Build stronger arms and better posture right in the living room.
Looking to unlock more strength in your arms, chest, and shoulders? Smart move. Because giving proper attention to the muscles in your arms and upper back isn’t all about how you look in a tank top. Proper arm strength helps provide the durability and balance that your body craves. It makes daily tasks like lifting boxes, loading the car, and even sitting at a desk easier—and less likely to cause injury. And, of course, you’ll feel stronger and more confident as objects that used to be too heavy start to seem lighter and certain activities start to feel more effortless.
“[The] triceps, lats (latissimus dorsi muscles), and core are all important in providing support for strength, posture, and control through the body,” says Jennifer Esquer, PT, DPT, a physical therapist, influencer, and creator of The Mobility Method and The Optimal Body. “The more strength we have through all different ranges of motion, the more control we have to minimize pain and injury.”
And you don’t need to rely on the gym, pricey classes, or complicated equipment to start improving your arm strength. And that’s especially great news these days, when most of our living rooms and backyards are doubling as workout spaces.
Below, check out three moves from Esquer meant to target the triceps in safe progression, while engaging the core, shoulders, pecs, and upper back. The best part? Zero resistance bands, dumbbells, or excess equipment required—all you need is a little space to move and the will to work.
And don’t miss Esquer’s full video demo for each exercise, above.
These are trickier than they look, but keep at it. They’ll get easier with practice and repetition. To keep your core tight and reduce strain on the lower back, remember to exhale on the upward movement, drawing your belly button up and in.
(A) Start in a modified plank position with knees on the floor and elbows directly under shoulders.
(B) Push elbows into the ground, bring the rib cage up and into the core, and tuck the tailbone under to squeeze glutes.
(C) Push up evenly from both hands until arms are extended straight, then slowly bend back down plank.
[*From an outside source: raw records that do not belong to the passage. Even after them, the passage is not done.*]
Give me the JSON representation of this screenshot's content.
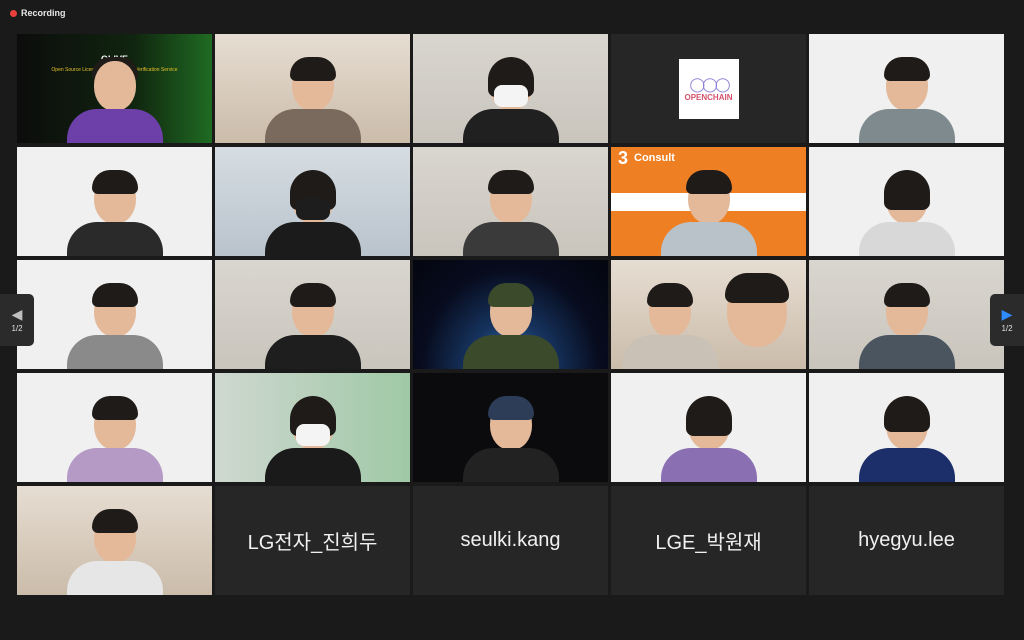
{
  "recording": {
    "label": "Recording"
  },
  "slide": {
    "title": "OLIVE",
    "subtitle": "Open Source License Identification & Verification Service"
  },
  "openchain": {
    "logo_text": "OPENCHAIN"
  },
  "consult": {
    "number": "3",
    "label": "Consult"
  },
  "name_tiles": [
    {
      "name": "LG전자_진희두"
    },
    {
      "name": "seulki.kang"
    },
    {
      "name": "LGE_박원재"
    },
    {
      "name": "hyegyu.lee"
    }
  ],
  "pagination": {
    "left": {
      "icon": "chevron-left-icon",
      "count": "1/2"
    },
    "right": {
      "icon": "chevron-right-icon",
      "count": "1/2"
    }
  },
  "colors": {
    "accent": "#2d8cff",
    "active_speaker_border": "#c8e86a",
    "recording_dot": "#e8413b"
  }
}
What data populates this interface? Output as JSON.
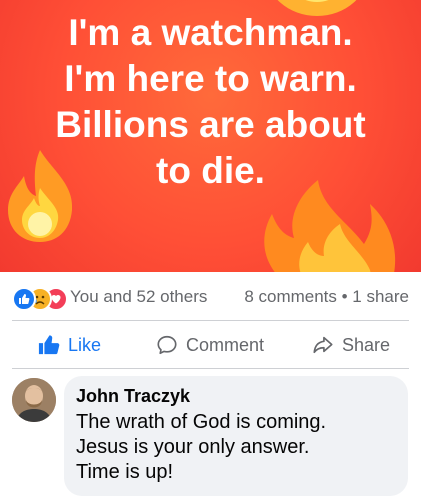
{
  "post": {
    "banner_lines": [
      "I'm a watchman.",
      "I'm here to warn.",
      "Billions are about",
      "to die."
    ],
    "banner_color": "#ff4f36"
  },
  "stats": {
    "reactions": [
      "like-icon",
      "sad-face-icon",
      "love-icon"
    ],
    "reaction_summary": "You and 52 others",
    "comments_shares": "8 comments • 1 share"
  },
  "actions": {
    "like_label": "Like",
    "comment_label": "Comment",
    "share_label": "Share",
    "like_color": "#1877f2"
  },
  "comment": {
    "author": "John Traczyk",
    "lines": [
      "The wrath of God is coming.",
      "Jesus is your only answer.",
      "Time is up!"
    ]
  }
}
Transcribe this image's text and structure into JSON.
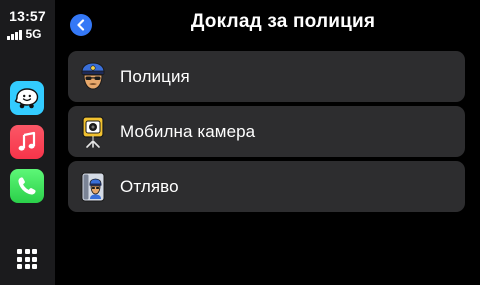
{
  "status": {
    "time": "13:57",
    "network": "5G"
  },
  "sidebar": {
    "apps": [
      {
        "name": "Waze",
        "icon": "waze-icon",
        "color": "#33ccff"
      },
      {
        "name": "Music",
        "icon": "music-note-icon",
        "color": "#fa3d4f"
      },
      {
        "name": "Phone",
        "icon": "phone-icon",
        "color": "#34d058"
      }
    ],
    "grid_icon": "app-grid-icon"
  },
  "header": {
    "title": "Доклад за полиция",
    "back_icon": "chevron-left-icon",
    "accent": "#3478f6"
  },
  "items": [
    {
      "label": "Полиция",
      "icon": "police-officer-icon"
    },
    {
      "label": "Мобилна камера",
      "icon": "mobile-camera-icon"
    },
    {
      "label": "Отляво",
      "icon": "police-left-side-icon"
    }
  ]
}
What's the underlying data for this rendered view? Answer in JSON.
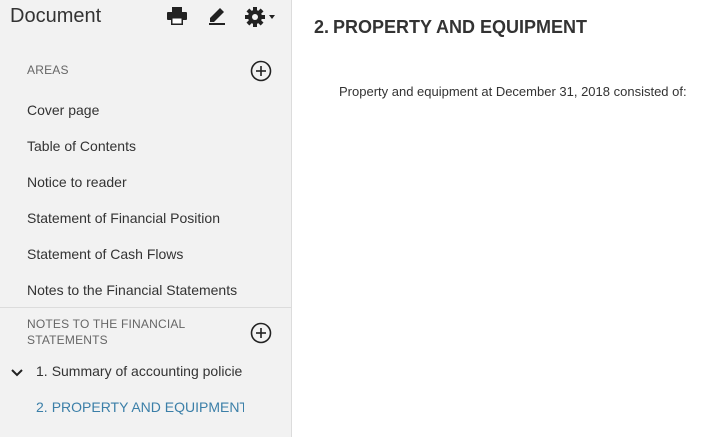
{
  "sidebar": {
    "title": "Document",
    "toolbar": {
      "print_icon": "print-icon",
      "edit_icon": "pencil-icon",
      "settings_icon": "gear-icon"
    },
    "areas": {
      "label": "AREAS",
      "items": [
        {
          "label": "Cover page"
        },
        {
          "label": "Table of Contents"
        },
        {
          "label": "Notice to reader"
        },
        {
          "label": "Statement of Financial Position"
        },
        {
          "label": "Statement of Cash Flows"
        },
        {
          "label": "Notes to the Financial Statements"
        }
      ]
    },
    "notes": {
      "label_line1": "NOTES TO THE FINANCIAL",
      "label_line2": "STATEMENTS",
      "items": [
        {
          "number": "1.",
          "label": "Summary of accounting policie",
          "expanded": true
        },
        {
          "number": "2.",
          "label": "PROPERTY AND EQUIPMENT",
          "active": true
        }
      ]
    }
  },
  "content": {
    "heading_number": "2.",
    "heading": "PROPERTY AND EQUIPMENT",
    "body": "Property and equipment at December 31, 2018 consisted of:"
  },
  "colors": {
    "accent": "#3b7fa8",
    "sidebar_bg": "#f2f2f2",
    "text": "#333333"
  }
}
To make them harder: Start with feet on the floor in full plank position, or start with elbows even closer to the body.
This exercise might look like child’s play, but it really works the triceps, core, and mind—it’s all about balance and control. Note: Don't let your hips fully roll back down to the ground.
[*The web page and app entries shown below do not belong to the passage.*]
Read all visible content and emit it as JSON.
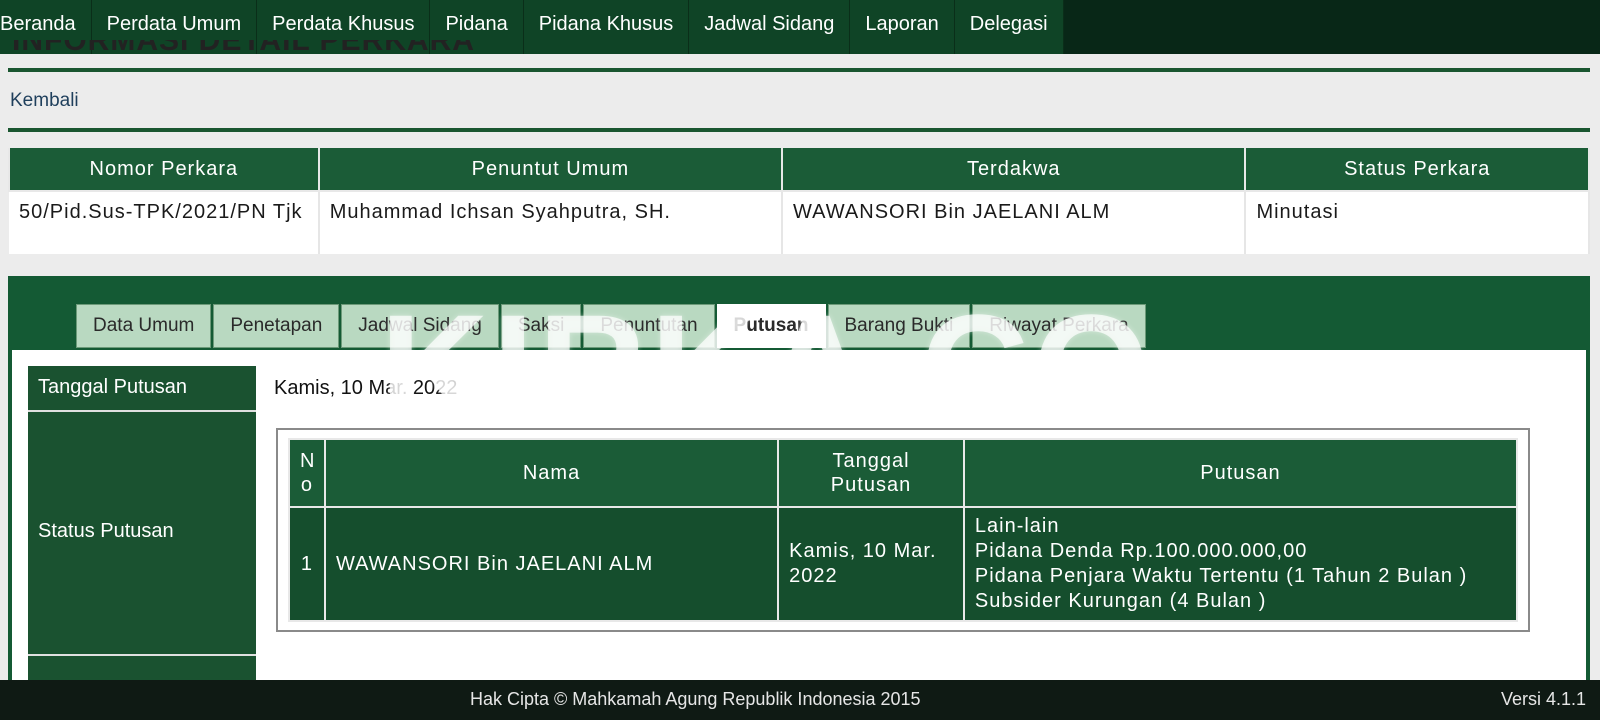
{
  "nav": {
    "items": [
      "Beranda",
      "Perdata Umum",
      "Perdata Khusus",
      "Pidana",
      "Pidana Khusus",
      "Jadwal Sidang",
      "Laporan",
      "Delegasi"
    ]
  },
  "heading": "INFORMASI DETAIL PERKARA",
  "back_link": "Kembali",
  "summary": {
    "headers": [
      "Nomor Perkara",
      "Penuntut Umum",
      "Terdakwa",
      "Status Perkara"
    ],
    "row": [
      "50/Pid.Sus-TPK/2021/PN Tjk",
      "Muhammad Ichsan Syahputra, SH.",
      "WAWANSORI Bin JAELANI ALM",
      "Minutasi"
    ]
  },
  "tabs": {
    "items": [
      "Data Umum",
      "Penetapan",
      "Jadwal Sidang",
      "Saksi",
      "Penuntutan",
      "Putusan",
      "Barang Bukti",
      "Riwayat Perkara"
    ],
    "active": "Putusan"
  },
  "putusan": {
    "tanggal_label": "Tanggal Putusan",
    "tanggal_value": "Kamis, 10 Mar. 2022",
    "status_label": "Status Putusan",
    "table": {
      "headers": {
        "no": "No",
        "nama": "Nama",
        "tanggal": "Tanggal Putusan",
        "putusan": "Putusan"
      },
      "rows": [
        {
          "no": "1",
          "nama": "WAWANSORI Bin JAELANI ALM",
          "tanggal": "Kamis, 10 Mar. 2022",
          "putusan": [
            "Lain-lain",
            "Pidana Denda Rp.100.000.000,00",
            "Pidana Penjara Waktu Tertentu (1 Tahun 2 Bulan )",
            "Subsider Kurungan (4 Bulan )"
          ]
        }
      ]
    }
  },
  "footer": {
    "copyright": "Hak Cipta © Mahkamah Agung Republik Indonesia 2015",
    "version": "Versi 4.1.1"
  },
  "watermark": "KIRKA.CO",
  "colors": {
    "primary_green": "#1b5c37",
    "nav_bg": "#0d3d22",
    "tab_bg": "#b9d9c1",
    "footer_bg": "#0f1a14"
  }
}
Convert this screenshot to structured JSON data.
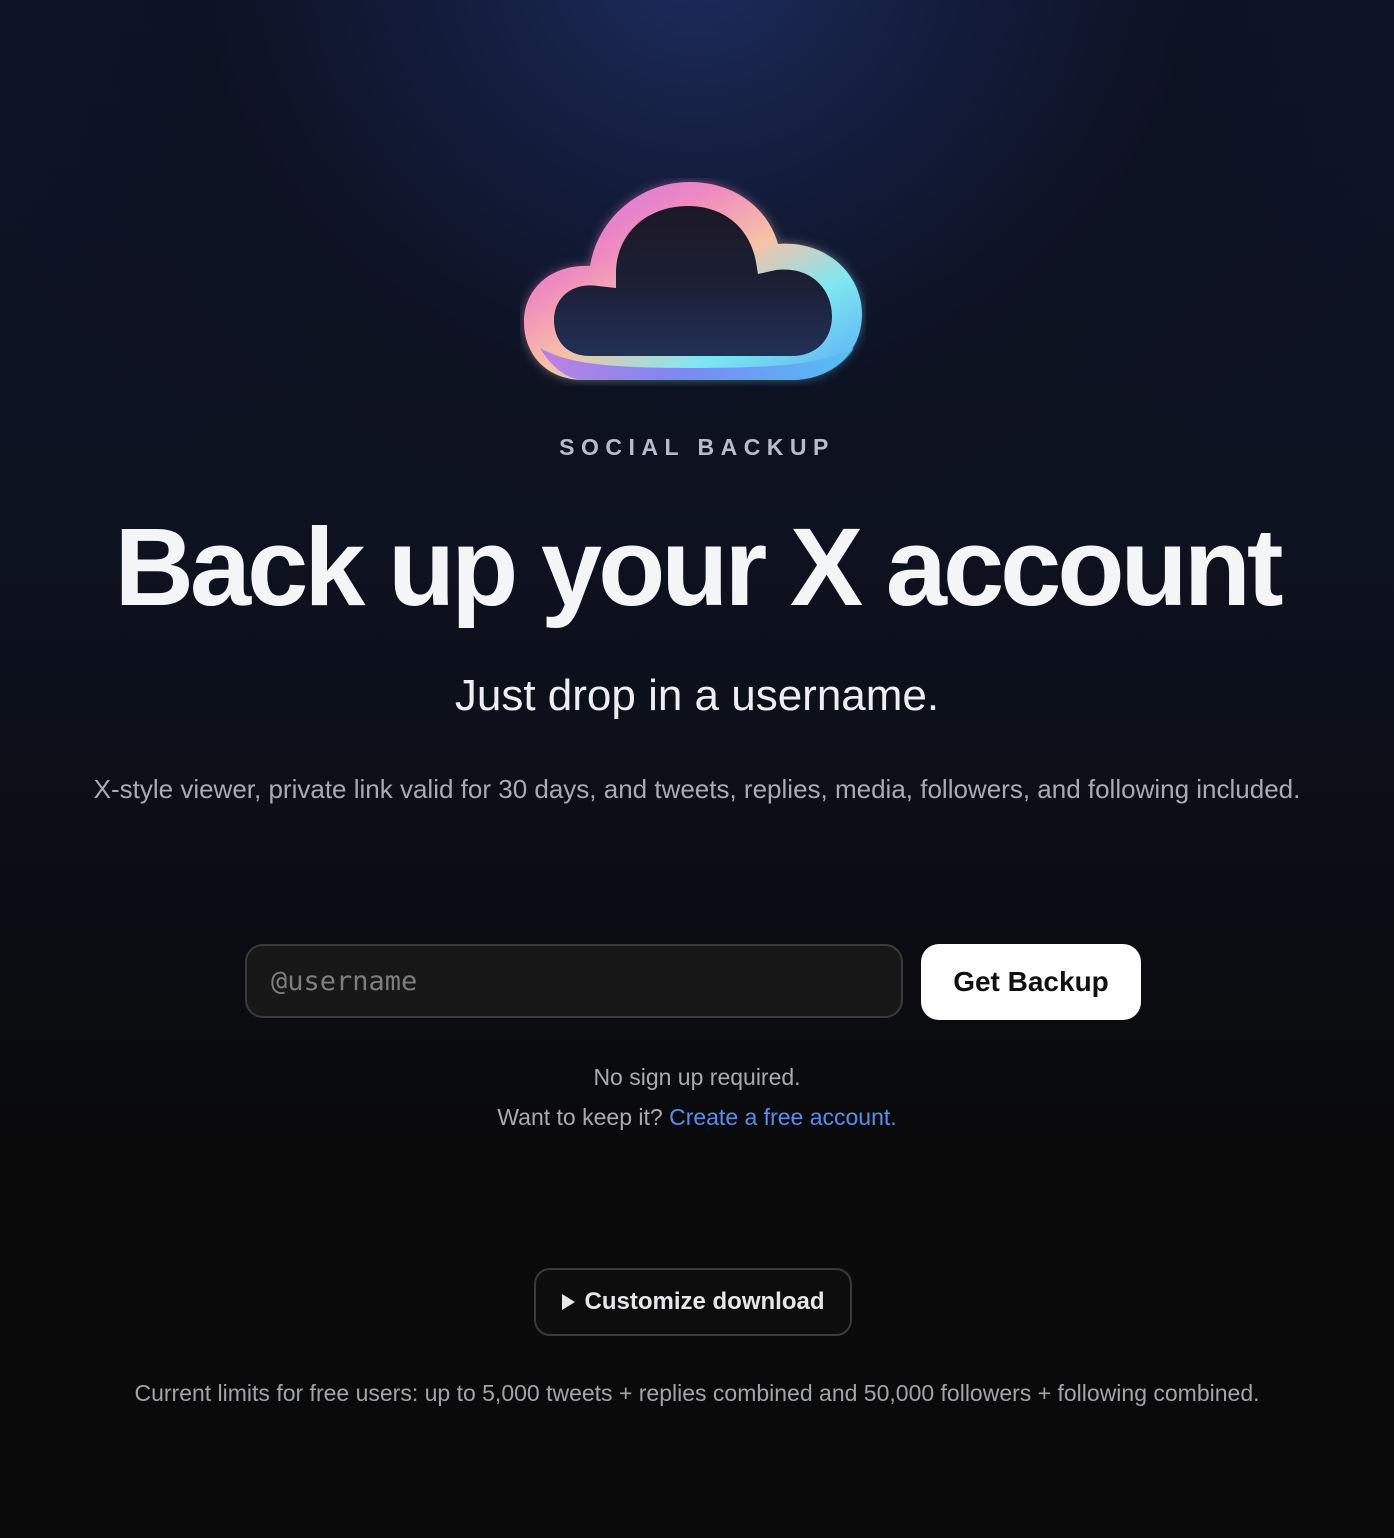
{
  "brand": {
    "label": "SOCIAL BACKUP",
    "logo_icon": "cloud-icon"
  },
  "hero": {
    "headline": "Back up your X account",
    "subheadline": "Just drop in a username.",
    "description": "X-style viewer, private link valid for 30 days, and tweets, replies, media, followers, and following included."
  },
  "form": {
    "username_placeholder": "@username",
    "username_value": "",
    "submit_label": "Get Backup"
  },
  "notes": {
    "no_signup": "No sign up required.",
    "keep_prefix": "Want to keep it?",
    "create_account_link": "Create a free account."
  },
  "customize": {
    "label": "Customize download",
    "icon": "play-triangle-icon"
  },
  "footer": {
    "limits": "Current limits for free users: up to 5,000 tweets + replies combined and 50,000 followers + following combined."
  },
  "colors": {
    "background_dark": "#0a0a0a",
    "background_navy": "#0e1428",
    "link_blue": "#5b8def",
    "button_white": "#ffffff",
    "gradient_pink": "#f08ac0",
    "gradient_peach": "#f8c8a8",
    "gradient_violet": "#8b5cf6",
    "gradient_cyan": "#67e8f9"
  }
}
(A) Begin on the floor, lying on your back and place your hands flat on either side of your body.
(B) Lift hips up and over shoulders, tucking into a tight ball (hands stay flat and steady on the floor).
(C) Slowly roll hips back down until just before your tailbone touches the ground—the moment before it does, push right back up.
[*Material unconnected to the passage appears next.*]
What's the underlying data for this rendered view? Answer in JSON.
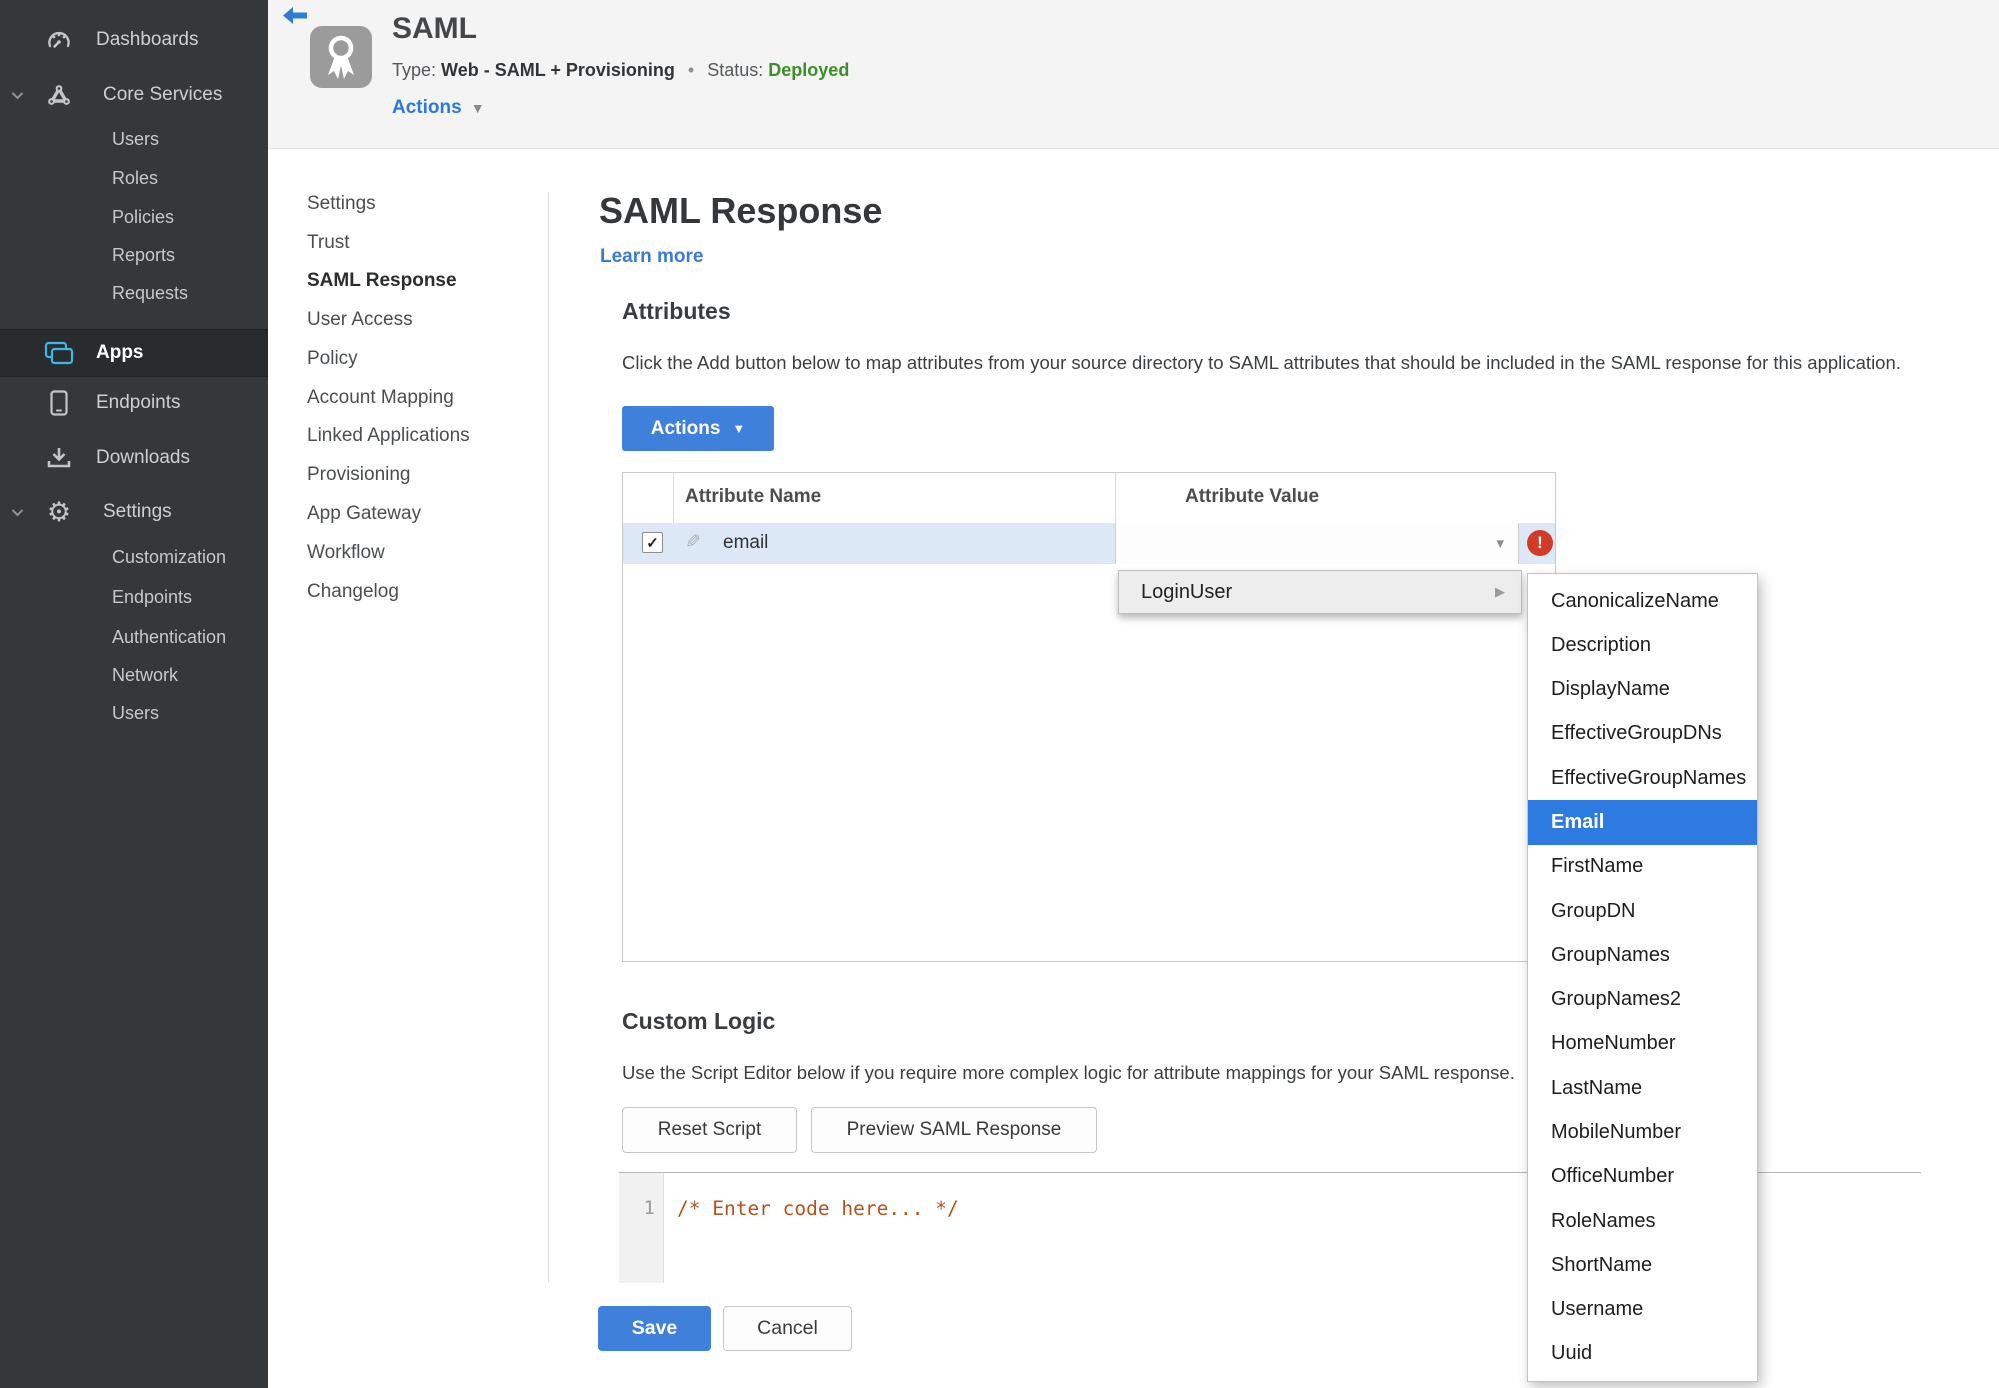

Ready to work those pecs, too? You can use any raised surface for elevated push-ups, as long as it’s very sturdy (no injuries, please!). The back of a couch, a countertop, or a heavy, stable chair all work—Esquer uses the seat of a chair to demonstrate. Find something that’s high or low enough to suit your push-up comfort level (the lower the surface, the harder they’ll be).
(A) Use proper push-up form: Thumbs are in line with the nipple line
Elbows naturally bend at 45 degree angle (don’t let your elbows squeeze too close to the body or flare outward)
Tuck the tailbone under, squeeze the glutes, and draw in belly button to keep the core activated and aligned
(B) Lower chest to chair and press all the way up, keeping shoulder blades open and pressing away from spine at the top of the push-up.